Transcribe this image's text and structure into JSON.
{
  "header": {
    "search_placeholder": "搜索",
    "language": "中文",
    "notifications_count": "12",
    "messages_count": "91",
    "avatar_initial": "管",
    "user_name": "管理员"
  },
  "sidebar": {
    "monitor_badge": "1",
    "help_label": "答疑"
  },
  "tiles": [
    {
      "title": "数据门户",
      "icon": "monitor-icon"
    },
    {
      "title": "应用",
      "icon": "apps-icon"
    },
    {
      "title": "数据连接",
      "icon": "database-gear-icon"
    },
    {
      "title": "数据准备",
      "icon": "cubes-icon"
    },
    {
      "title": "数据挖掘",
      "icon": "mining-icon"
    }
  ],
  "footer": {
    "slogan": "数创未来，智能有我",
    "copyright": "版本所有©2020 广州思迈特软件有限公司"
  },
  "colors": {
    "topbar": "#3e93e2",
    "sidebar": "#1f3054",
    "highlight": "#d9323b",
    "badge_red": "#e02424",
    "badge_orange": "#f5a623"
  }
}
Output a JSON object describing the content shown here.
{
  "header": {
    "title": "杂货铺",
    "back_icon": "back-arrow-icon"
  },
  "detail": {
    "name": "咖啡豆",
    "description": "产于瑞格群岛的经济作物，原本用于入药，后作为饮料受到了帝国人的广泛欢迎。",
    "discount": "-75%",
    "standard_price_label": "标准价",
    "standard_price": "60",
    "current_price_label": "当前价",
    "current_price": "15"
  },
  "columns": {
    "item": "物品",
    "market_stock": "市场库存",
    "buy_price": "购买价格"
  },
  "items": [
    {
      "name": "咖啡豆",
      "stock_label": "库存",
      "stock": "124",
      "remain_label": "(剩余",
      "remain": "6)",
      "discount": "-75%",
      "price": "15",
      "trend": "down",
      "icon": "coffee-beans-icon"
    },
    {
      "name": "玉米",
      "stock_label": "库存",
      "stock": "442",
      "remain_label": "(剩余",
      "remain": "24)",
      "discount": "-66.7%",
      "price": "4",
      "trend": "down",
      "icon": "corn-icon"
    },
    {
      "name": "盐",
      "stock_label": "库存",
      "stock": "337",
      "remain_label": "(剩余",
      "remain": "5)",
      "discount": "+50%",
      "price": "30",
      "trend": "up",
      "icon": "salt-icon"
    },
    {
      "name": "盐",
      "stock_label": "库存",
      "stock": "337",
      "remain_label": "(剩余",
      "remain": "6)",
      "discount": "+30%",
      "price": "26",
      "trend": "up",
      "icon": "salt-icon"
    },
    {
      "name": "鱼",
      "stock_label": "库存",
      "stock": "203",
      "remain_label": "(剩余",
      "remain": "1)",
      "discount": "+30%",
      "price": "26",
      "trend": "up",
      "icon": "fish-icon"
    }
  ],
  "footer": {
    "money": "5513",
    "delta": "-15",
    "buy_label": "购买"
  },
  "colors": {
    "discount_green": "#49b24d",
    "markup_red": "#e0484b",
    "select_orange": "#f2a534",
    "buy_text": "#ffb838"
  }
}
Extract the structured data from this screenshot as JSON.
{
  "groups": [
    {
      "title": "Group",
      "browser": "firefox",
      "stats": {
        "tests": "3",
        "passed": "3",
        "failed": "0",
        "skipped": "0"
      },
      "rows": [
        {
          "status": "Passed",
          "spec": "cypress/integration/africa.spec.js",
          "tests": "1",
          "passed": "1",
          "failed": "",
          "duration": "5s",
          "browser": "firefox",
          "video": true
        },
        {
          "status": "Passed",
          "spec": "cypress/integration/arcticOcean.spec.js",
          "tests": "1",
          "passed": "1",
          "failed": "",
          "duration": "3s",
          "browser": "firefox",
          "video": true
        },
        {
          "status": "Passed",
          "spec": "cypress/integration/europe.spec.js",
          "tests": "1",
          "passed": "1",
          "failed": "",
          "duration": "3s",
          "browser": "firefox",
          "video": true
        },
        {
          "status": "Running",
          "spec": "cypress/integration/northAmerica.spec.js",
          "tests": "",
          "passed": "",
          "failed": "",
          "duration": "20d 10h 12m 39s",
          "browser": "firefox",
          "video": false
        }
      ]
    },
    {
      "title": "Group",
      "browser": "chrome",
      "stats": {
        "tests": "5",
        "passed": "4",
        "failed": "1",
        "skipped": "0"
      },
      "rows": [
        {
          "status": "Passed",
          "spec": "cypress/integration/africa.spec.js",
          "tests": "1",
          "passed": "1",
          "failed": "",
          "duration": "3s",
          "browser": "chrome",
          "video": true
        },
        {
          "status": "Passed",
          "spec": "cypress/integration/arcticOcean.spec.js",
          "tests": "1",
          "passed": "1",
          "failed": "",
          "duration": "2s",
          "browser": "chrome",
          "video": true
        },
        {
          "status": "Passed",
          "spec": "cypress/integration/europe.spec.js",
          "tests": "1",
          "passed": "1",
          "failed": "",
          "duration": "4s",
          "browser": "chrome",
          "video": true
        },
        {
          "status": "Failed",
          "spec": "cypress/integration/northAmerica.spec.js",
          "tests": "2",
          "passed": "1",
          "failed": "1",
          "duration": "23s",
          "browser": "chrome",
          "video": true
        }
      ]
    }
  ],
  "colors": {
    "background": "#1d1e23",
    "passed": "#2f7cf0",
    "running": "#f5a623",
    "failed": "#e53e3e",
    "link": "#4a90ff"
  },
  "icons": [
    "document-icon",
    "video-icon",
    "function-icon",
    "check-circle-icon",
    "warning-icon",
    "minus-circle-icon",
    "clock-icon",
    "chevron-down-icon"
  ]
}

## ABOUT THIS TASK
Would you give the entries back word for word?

## EXERCISE ANSWER
Transcribe this image's text and structure into JSON.
{
  "header": {
    "search_placeholder": "搜索",
    "language": "中文",
    "notifications_count": "12",
    "messages_count": "91",
    "avatar_initial": "管",
    "user_name": "管理员"
  },
  "sidebar": {
    "monitor_badge": "1",
    "help_label": "答疑"
  },
  "tiles": [
    {
      "title": "数据门户",
      "icon": "monitor-icon"
    },
    {
      "title": "应用",
      "icon": "apps-icon"
    },
    {
      "title": "数据连接",
      "icon": "database-gear-icon"
    },
    {
      "title": "数据准备",
      "icon": "cubes-icon"
    },
    {
      "title": "数据挖掘",
      "icon": "mining-icon"
    }
  ],
  "footer": {
    "slogan": "数创未来，智能有我",
    "copyright": "版本所有©2020 广州思迈特软件有限公司"
  },
  "colors": {
    "topbar": "#3e93e2",
    "sidebar": "#1f3054",
    "highlight": "#d9323b",
    "badge_red": "#e02424",
    "badge_orange": "#f5a623"
  }
}
Output a JSON object describing the content shown here.
{
  "header": {
    "title": "杂货铺",
    "back_icon": "back-arrow-icon"
  },
  "detail": {
    "name": "咖啡豆",
    "description": "产于瑞格群岛的经济作物，原本用于入药，后作为饮料受到了帝国人的广泛欢迎。",
    "discount": "-75%",
    "standard_price_label": "标准价",
    "standard_price": "60",
    "current_price_label": "当前价",
    "current_price": "15"
  },
  "columns": {
    "item": "物品",
    "market_stock": "市场库存",
    "buy_price": "购买价格"
  },
  "items": [
    {
      "name": "咖啡豆",
      "stock_label": "库存",
      "stock": "124",
      "remain_label": "(剩余",
      "remain": "6)",
      "discount": "-75%",
      "price": "15",
      "trend": "down",
      "icon": "coffee-beans-icon"
    },
    {
      "name": "玉米",
      "stock_label": "库存",
      "stock": "442",
      "remain_label": "(剩余",
      "remain": "24)",
      "discount": "-66.7%",
      "price": "4",
      "trend": "down",
      "icon": "corn-icon"
    },
    {
      "name": "盐",
      "stock_label": "库存",
      "stock": "337",
      "remain_label": "(剩余",
      "remain": "5)",
      "discount": "+50%",
      "price": "30",
      "trend": "up",
      "icon": "salt-icon"
    },
    {
      "name": "盐",
      "stock_label": "库存",
      "stock": "337",
      "remain_label": "(剩余",
      "remain": "6)",
      "discount": "+30%",
      "price": "26",
      "trend": "up",
      "icon": "salt-icon"
    },
    {
      "name": "鱼",
      "stock_label": "库存",
      "stock": "203",
      "remain_label": "(剩余",
      "remain": "1)",
      "discount": "+30%",
      "price": "26",
      "trend": "up",
      "icon": "fish-icon"
    }
  ],
  "footer": {
    "money": "5513",
    "delta": "-15",
    "buy_label": "购买"
  },
  "colors": {
    "discount_green": "#49b24d",
    "markup_red": "#e0484b",
    "select_orange": "#f2a534",
    "buy_text": "#ffb838"
  }
}
Extract the structured data from this screenshot as JSON.
{
  "groups": [
    {
      "title": "Group",
      "browser": "firefox",
      "stats": {
        "tests": "3",
        "passed": "3",
        "failed": "0",
        "skipped": "0"
      },
      "rows": [
        {
          "status": "Passed",
          "spec": "cypress/integration/africa.spec.js",
          "tests": "1",
          "passed": "1",
          "failed": "",
          "duration": "5s",
          "browser": "firefox",
          "video": true
        },
        {
          "status": "Passed",
          "spec": "cypress/integration/arcticOcean.spec.js",
          "tests": "1",
          "passed": "1",
          "failed": "",
          "duration": "3s",
          "browser": "firefox",
          "video": true
        },
        {
          "status": "Passed",
          "spec": "cypress/integration/europe.spec.js",
          "tests": "1",
          "passed": "1",
          "failed": "",
          "duration": "3s",
          "browser": "firefox",
          "video": true
        },
        {
          "status": "Running",
          "spec": "cypress/integration/northAmerica.spec.js",
          "tests": "",
          "passed": "",
          "failed": "",
          "duration": "20d 10h 12m 39s",
          "browser": "firefox",
          "video": false
        }
      ]
    },
    {
      "title": "Group",
      "browser": "chrome",
      "stats": {
        "tests": "5",
        "passed": "4",
        "failed": "1",
        "skipped": "0"
      },
      "rows": [
        {
          "status": "Passed",
          "spec": "cypress/integration/africa.spec.js",
          "tests": "1",
          "passed": "1",
          "failed": "",
          "duration": "3s",
          "browser": "chrome",
          "video": true
        },
        {
          "status": "Passed",
          "spec": "cypress/integration/arcticOcean.spec.js",
          "tests": "1",
          "passed": "1",
          "failed": "",
          "duration": "2s",
          "browser": "chrome",
          "video": true
        },
        {
          "status": "Passed",
          "spec": "cypress/integration/europe.spec.js",
          "tests": "1",
          "passed": "1",
          "failed": "",
          "duration": "4s",
          "browser": "chrome",
          "video": true
        },
        {
          "status": "Failed",
          "spec": "cypress/integration/northAmerica.spec.js",
          "tests": "2",
          "passed": "1",
          "failed": "1",
          "duration": "23s",
          "browser": "chrome",
          "video": true
        }
      ]
    }
  ],
  "colors": {
    "background": "#1d1e23",
    "passed": "#2f7cf0",
    "running": "#f5a623",
    "failed": "#e53e3e",
    "link": "#4a90ff"
  },
  "icons": [
    "document-icon",
    "video-icon",
    "function-icon",
    "check-circle-icon",
    "warning-icon",
    "minus-circle-icon",
    "clock-icon",
    "chevron-down-icon"
  ]
}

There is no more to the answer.